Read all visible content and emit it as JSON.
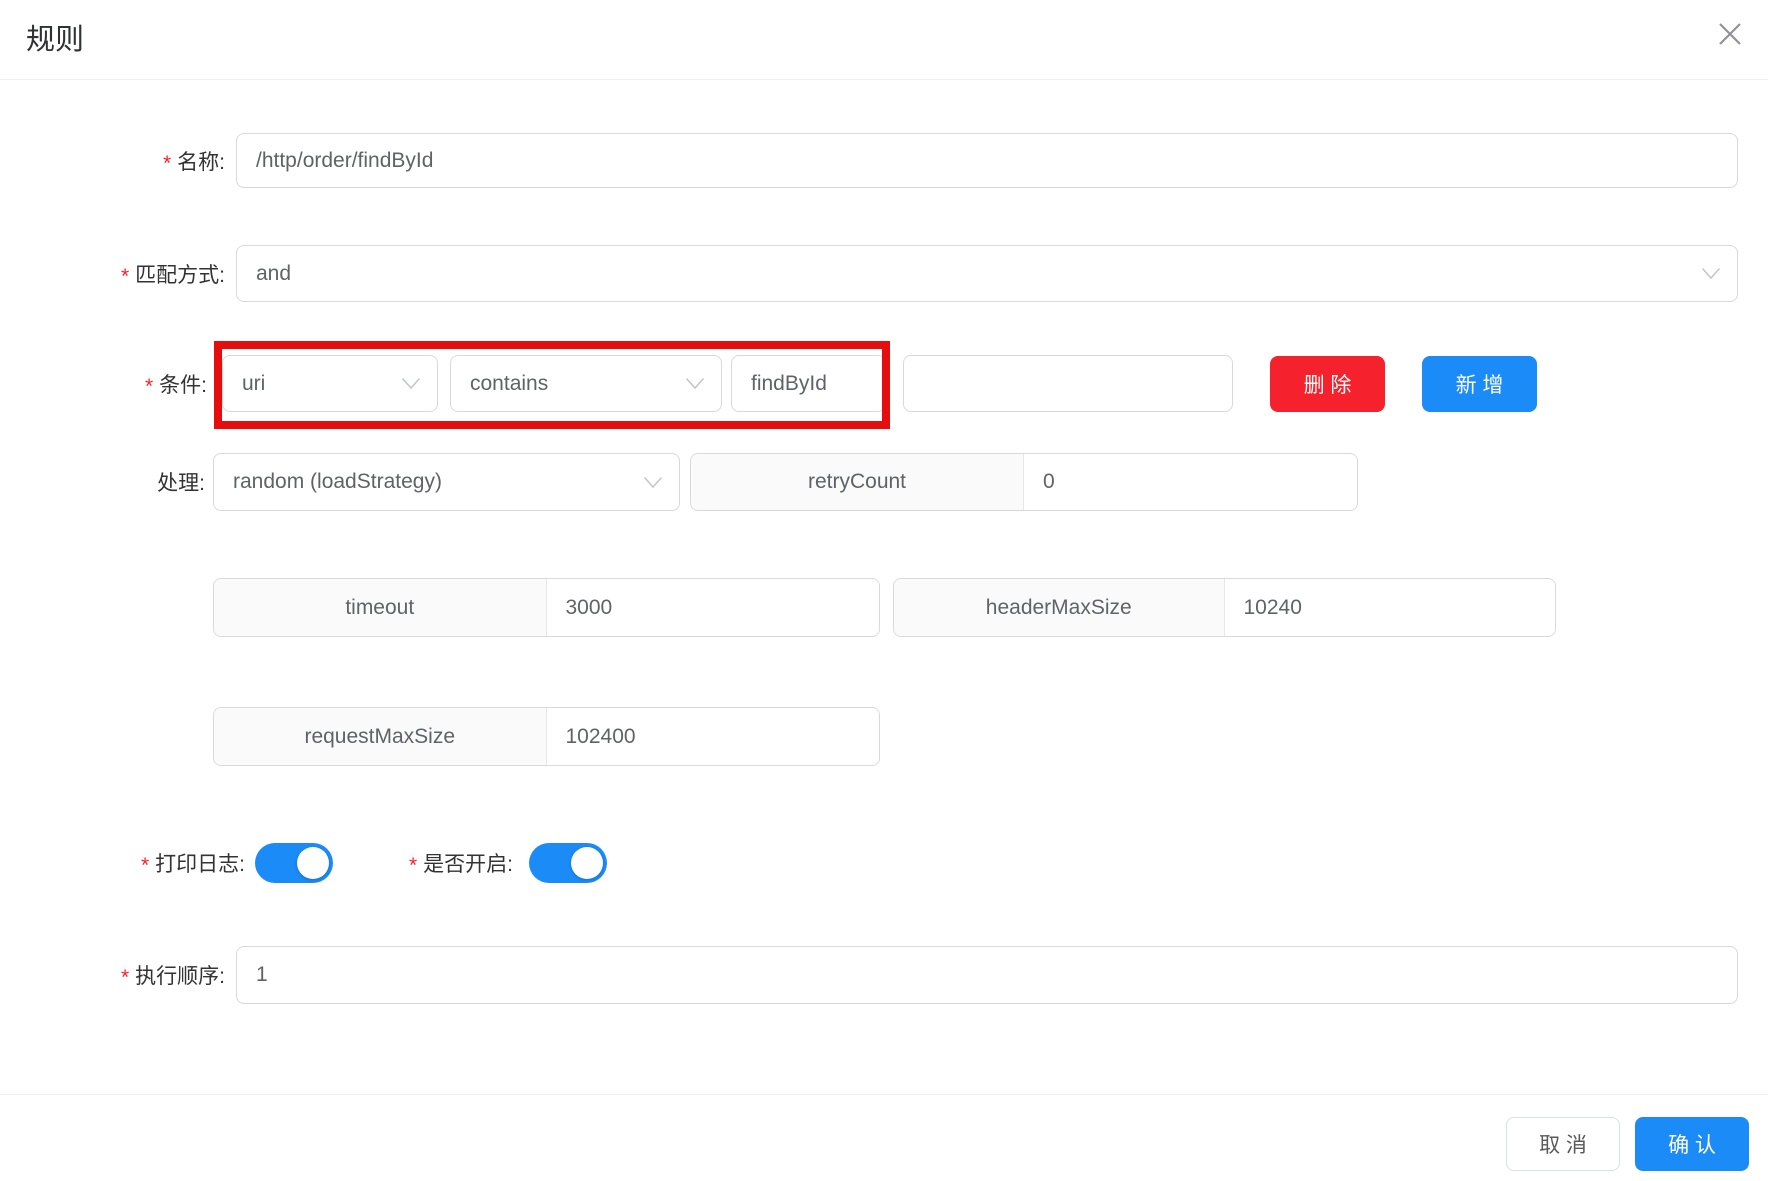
{
  "dialog": {
    "title": "规则"
  },
  "ui": {
    "required_mark": "*"
  },
  "form": {
    "name": {
      "label": "名称:",
      "value": "/http/order/findById"
    },
    "match": {
      "label": "匹配方式:",
      "value": "and"
    },
    "condition": {
      "label": "条件:",
      "field": "uri",
      "operator": "contains",
      "keyword": "findById",
      "extra": "",
      "delete_label": "删 除",
      "add_label": "新 增"
    },
    "handle": {
      "label": "处理:",
      "strategy": "random (loadStrategy)",
      "params": [
        {
          "key": "retryCount",
          "value": "0"
        },
        {
          "key": "timeout",
          "value": "3000"
        },
        {
          "key": "headerMaxSize",
          "value": "10240"
        },
        {
          "key": "requestMaxSize",
          "value": "102400"
        }
      ]
    },
    "print_log": {
      "label": "打印日志:",
      "state": "on"
    },
    "enabled": {
      "label": "是否开启:",
      "state": "on"
    },
    "order": {
      "label": "执行顺序:",
      "value": "1"
    }
  },
  "footer": {
    "cancel_label": "取 消",
    "confirm_label": "确 认"
  },
  "colors": {
    "primary": "#1b8bf8",
    "danger": "#f5222d",
    "annotation": "#e60d0d",
    "border": "#d9d9d9"
  }
}
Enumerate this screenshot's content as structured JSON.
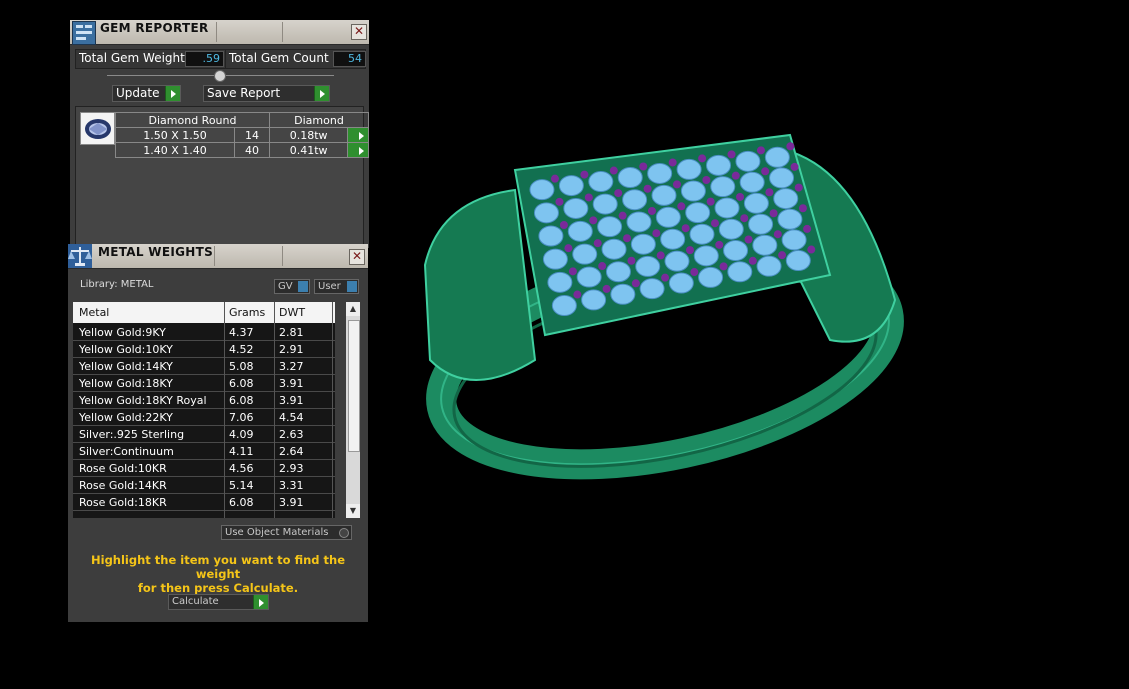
{
  "gem_reporter": {
    "title": "GEM REPORTER",
    "total_weight_label": "Total Gem Weight",
    "total_weight_value": ".59",
    "total_count_label": "Total Gem Count",
    "total_count_value": "54",
    "update_label": "Update",
    "save_report_label": "Save Report",
    "gem_header_shape": "Diamond Round",
    "gem_header_material": "Diamond",
    "gems": [
      {
        "size": "1.50 X 1.50",
        "count": "14",
        "weight": "0.18tw"
      },
      {
        "size": "1.40 X 1.40",
        "count": "40",
        "weight": "0.41tw"
      }
    ]
  },
  "metal_weights": {
    "title": "METAL WEIGHTS",
    "library_label": "Library: METAL",
    "gv_label": "GV",
    "user_label": "User",
    "columns": [
      "Metal",
      "Grams",
      "DWT"
    ],
    "rows": [
      {
        "metal": "Yellow Gold:9KY",
        "grams": "4.37",
        "dwt": "2.81"
      },
      {
        "metal": "Yellow Gold:10KY",
        "grams": "4.52",
        "dwt": "2.91"
      },
      {
        "metal": "Yellow Gold:14KY",
        "grams": "5.08",
        "dwt": "3.27"
      },
      {
        "metal": "Yellow Gold:18KY",
        "grams": "6.08",
        "dwt": "3.91"
      },
      {
        "metal": "Yellow Gold:18KY Royal",
        "grams": "6.08",
        "dwt": "3.91"
      },
      {
        "metal": "Yellow Gold:22KY",
        "grams": "7.06",
        "dwt": "4.54"
      },
      {
        "metal": "Silver:.925 Sterling",
        "grams": "4.09",
        "dwt": "2.63"
      },
      {
        "metal": "Silver:Continuum",
        "grams": "4.11",
        "dwt": "2.64"
      },
      {
        "metal": "Rose Gold:10KR",
        "grams": "4.56",
        "dwt": "2.93"
      },
      {
        "metal": "Rose Gold:14KR",
        "grams": "5.14",
        "dwt": "3.31"
      },
      {
        "metal": "Rose Gold:18KR",
        "grams": "6.08",
        "dwt": "3.91"
      }
    ],
    "use_object_materials_label": "Use Object Materials",
    "hint_line1": "Highlight the item you want to find the weight",
    "hint_line2": "for then press Calculate.",
    "calculate_label": "Calculate"
  },
  "colors": {
    "panel": "#3d3d3d",
    "ring_metal": "#1f9a6c",
    "gem_stone": "#7ec4f0",
    "prong": "#7a2a9a",
    "hint_text": "#f5c518"
  },
  "icons": [
    "gem-reporter-icon",
    "diamond-round-icon",
    "metal-weights-scale-icon",
    "close-icon",
    "play-arrow-icon"
  ]
}
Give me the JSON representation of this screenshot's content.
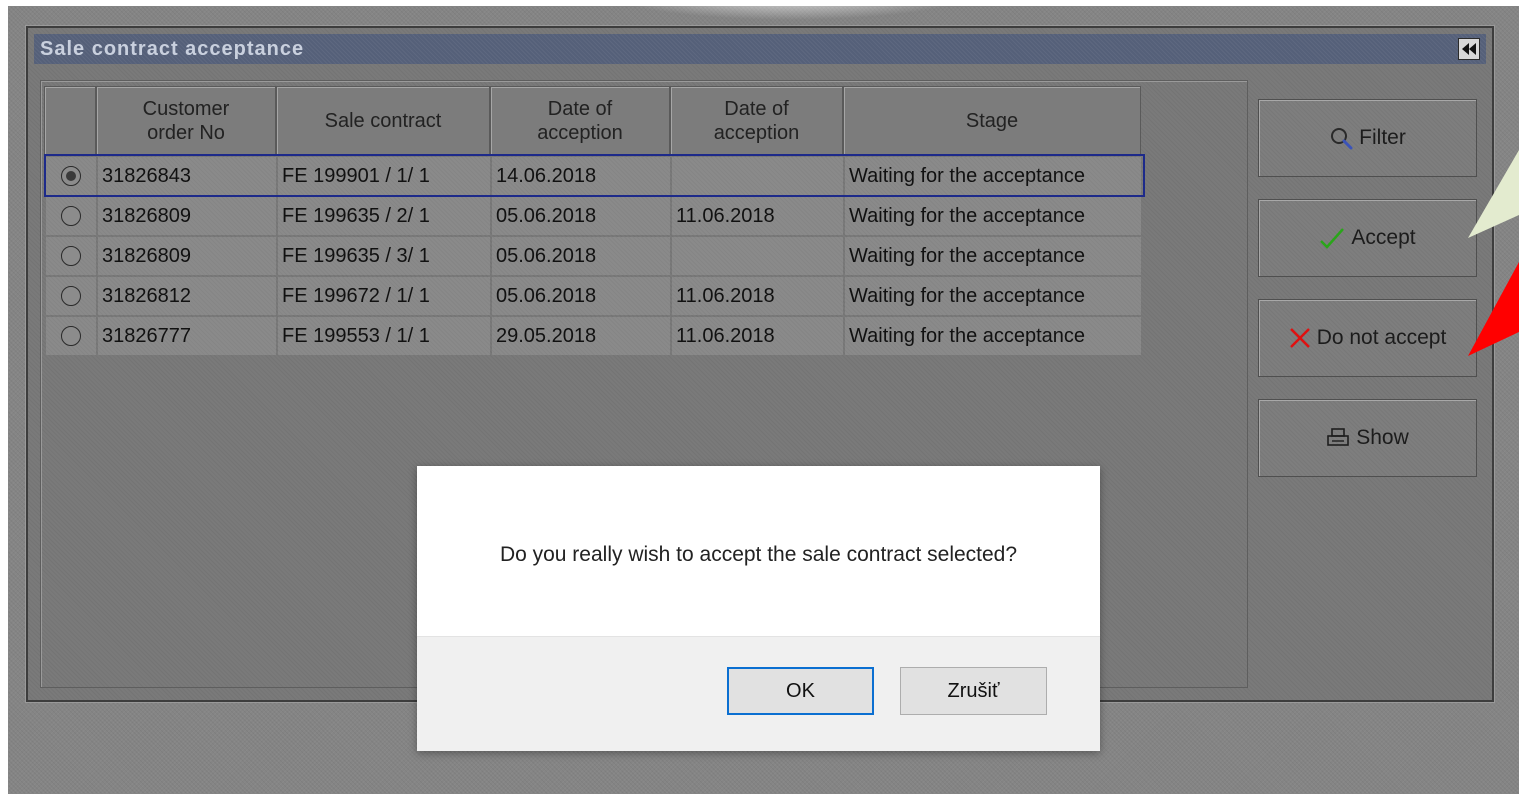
{
  "window": {
    "title": "Sale contract acceptance"
  },
  "table": {
    "columns": [
      "",
      "Customer\norder No",
      "Sale contract",
      "Date of\nacception",
      "Date of\nacception",
      "Stage"
    ],
    "rows": [
      {
        "selected": true,
        "order_no": "31826843",
        "contract": "FE 199901 / 1/ 1",
        "date1": "14.06.2018",
        "date2": "",
        "stage": "Waiting for the acceptance"
      },
      {
        "selected": false,
        "order_no": "31826809",
        "contract": "FE 199635 / 2/ 1",
        "date1": "05.06.2018",
        "date2": "11.06.2018",
        "stage": "Waiting for the acceptance"
      },
      {
        "selected": false,
        "order_no": "31826809",
        "contract": "FE 199635 / 3/ 1",
        "date1": "05.06.2018",
        "date2": "",
        "stage": "Waiting for the acceptance"
      },
      {
        "selected": false,
        "order_no": "31826812",
        "contract": "FE 199672 / 1/ 1",
        "date1": "05.06.2018",
        "date2": "11.06.2018",
        "stage": "Waiting for the acceptance"
      },
      {
        "selected": false,
        "order_no": "31826777",
        "contract": "FE 199553 / 1/ 1",
        "date1": "29.05.2018",
        "date2": "11.06.2018",
        "stage": "Waiting for the acceptance"
      }
    ]
  },
  "actions": {
    "filter": {
      "label": "Filter",
      "icon": "magnifier-icon"
    },
    "accept": {
      "label": "Accept",
      "icon": "checkmark-icon",
      "color": "#2aa51a"
    },
    "reject": {
      "label": "Do not accept",
      "icon": "x-icon",
      "color": "#e01010"
    },
    "show": {
      "label": "Show",
      "icon": "printer-icon"
    }
  },
  "annotations": {
    "accept_arrow_color": "#e3ebcf",
    "reject_arrow_color": "#ff0000"
  },
  "dialog": {
    "message": "Do you really wish to accept the sale contract selected?",
    "ok_label": "OK",
    "cancel_label": "Zrušiť"
  }
}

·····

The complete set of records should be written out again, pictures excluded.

Reply to the exercise
Read all visible content and emit it as JSON.
{
  "dialog": {
    "title": "规则"
  },
  "ui": {
    "required_mark": "*"
  },
  "form": {
    "name": {
      "label": "名称:",
      "value": "/http/order/findById"
    },
    "match": {
      "label": "匹配方式:",
      "value": "and"
    },
    "condition": {
      "label": "条件:",
      "field": "uri",
      "operator": "contains",
      "keyword": "findById",
      "extra": "",
      "delete_label": "删 除",
      "add_label": "新 增"
    },
    "handle": {
      "label": "处理:",
      "strategy": "random (loadStrategy)",
      "params": [
        {
          "key": "retryCount",
          "value": "0"
        },
        {
          "key": "timeout",
          "value": "3000"
        },
        {
          "key": "headerMaxSize",
          "value": "10240"
        },
        {
          "key": "requestMaxSize",
          "value": "102400"
        }
      ]
    },
    "print_log": {
      "label": "打印日志:",
      "state": "on"
    },
    "enabled": {
      "label": "是否开启:",
      "state": "on"
    },
    "order": {
      "label": "执行顺序:",
      "value": "1"
    }
  },
  "footer": {
    "cancel_label": "取 消",
    "confirm_label": "确 认"
  },
  "colors": {
    "primary": "#1b8bf8",
    "danger": "#f5222d",
    "annotation": "#e60d0d",
    "border": "#d9d9d9"
  }
}
Enumerate this screenshot's content as structured JSON.
{
  "gem_reporter": {
    "title": "GEM REPORTER",
    "total_weight_label": "Total Gem Weight",
    "total_weight_value": ".59",
    "total_count_label": "Total Gem Count",
    "total_count_value": "54",
    "update_label": "Update",
    "save_report_label": "Save Report",
    "gem_header_shape": "Diamond Round",
    "gem_header_material": "Diamond",
    "gems": [
      {
        "size": "1.50 X 1.50",
        "count": "14",
        "weight": "0.18tw"
      },
      {
        "size": "1.40 X 1.40",
        "count": "40",
        "weight": "0.41tw"
      }
    ]
  },
  "metal_weights": {
    "title": "METAL WEIGHTS",
    "library_label": "Library: METAL",
    "gv_label": "GV",
    "user_label": "User",
    "columns": [
      "Metal",
      "Grams",
      "DWT"
    ],
    "rows": [
      {
        "metal": "Yellow Gold:9KY",
        "grams": "4.37",
        "dwt": "2.81"
      },
      {
        "metal": "Yellow Gold:10KY",
        "grams": "4.52",
        "dwt": "2.91"
      },
      {
        "metal": "Yellow Gold:14KY",
        "grams": "5.08",
        "dwt": "3.27"
      },
      {
        "metal": "Yellow Gold:18KY",
        "grams": "6.08",
        "dwt": "3.91"
      },
      {
        "metal": "Yellow Gold:18KY Royal",
        "grams": "6.08",
        "dwt": "3.91"
      },
      {
        "metal": "Yellow Gold:22KY",
        "grams": "7.06",
        "dwt": "4.54"
      },
      {
        "metal": "Silver:.925 Sterling",
        "grams": "4.09",
        "dwt": "2.63"
      },
      {
        "metal": "Silver:Continuum",
        "grams": "4.11",
        "dwt": "2.64"
      },
      {
        "metal": "Rose Gold:10KR",
        "grams": "4.56",
        "dwt": "2.93"
      },
      {
        "metal": "Rose Gold:14KR",
        "grams": "5.14",
        "dwt": "3.31"
      },
      {
        "metal": "Rose Gold:18KR",
        "grams": "6.08",
        "dwt": "3.91"
      }
    ],
    "use_object_materials_label": "Use Object Materials",
    "hint_line1": "Highlight the item you want to find the weight",
    "hint_line2": "for then press Calculate.",
    "calculate_label": "Calculate"
  },
  "colors": {
    "panel": "#3d3d3d",
    "ring_metal": "#1f9a6c",
    "gem_stone": "#7ec4f0",
    "prong": "#7a2a9a",
    "hint_text": "#f5c518"
  },
  "icons": [
    "gem-reporter-icon",
    "diamond-round-icon",
    "metal-weights-scale-icon",
    "close-icon",
    "play-arrow-icon"
  ]
}
Give me the JSON representation of this screenshot's content.
{
  "window": {
    "title": "Sale contract acceptance"
  },
  "table": {
    "columns": [
      "",
      "Customer\norder No",
      "Sale contract",
      "Date of\nacception",
      "Date of\nacception",
      "Stage"
    ],
    "rows": [
      {
        "selected": true,
        "order_no": "31826843",
        "contract": "FE 199901 / 1/ 1",
        "date1": "14.06.2018",
        "date2": "",
        "stage": "Waiting for the acceptance"
      },
      {
        "selected": false,
        "order_no": "31826809",
        "contract": "FE 199635 / 2/ 1",
        "date1": "05.06.2018",
        "date2": "11.06.2018",
        "stage": "Waiting for the acceptance"
      },
      {
        "selected": false,
        "order_no": "31826809",
        "contract": "FE 199635 / 3/ 1",
        "date1": "05.06.2018",
        "date2": "",
        "stage": "Waiting for the acceptance"
      },
      {
        "selected": false,
        "order_no": "31826812",
        "contract": "FE 199672 / 1/ 1",
        "date1": "05.06.2018",
        "date2": "11.06.2018",
        "stage": "Waiting for the acceptance"
      },
      {
        "selected": false,
        "order_no": "31826777",
        "contract": "FE 199553 / 1/ 1",
        "date1": "29.05.2018",
        "date2": "11.06.2018",
        "stage": "Waiting for the acceptance"
      }
    ]
  },
  "actions": {
    "filter": {
      "label": "Filter",
      "icon": "magnifier-icon"
    },
    "accept": {
      "label": "Accept",
      "icon": "checkmark-icon",
      "color": "#2aa51a"
    },
    "reject": {
      "label": "Do not accept",
      "icon": "x-icon",
      "color": "#e01010"
    },
    "show": {
      "label": "Show",
      "icon": "printer-icon"
    }
  },
  "annotations": {
    "accept_arrow_color": "#e3ebcf",
    "reject_arrow_color": "#ff0000"
  },
  "dialog": {
    "message": "Do you really wish to accept the sale contract selected?",
    "ok_label": "OK",
    "cancel_label": "Zrušiť"
  }
}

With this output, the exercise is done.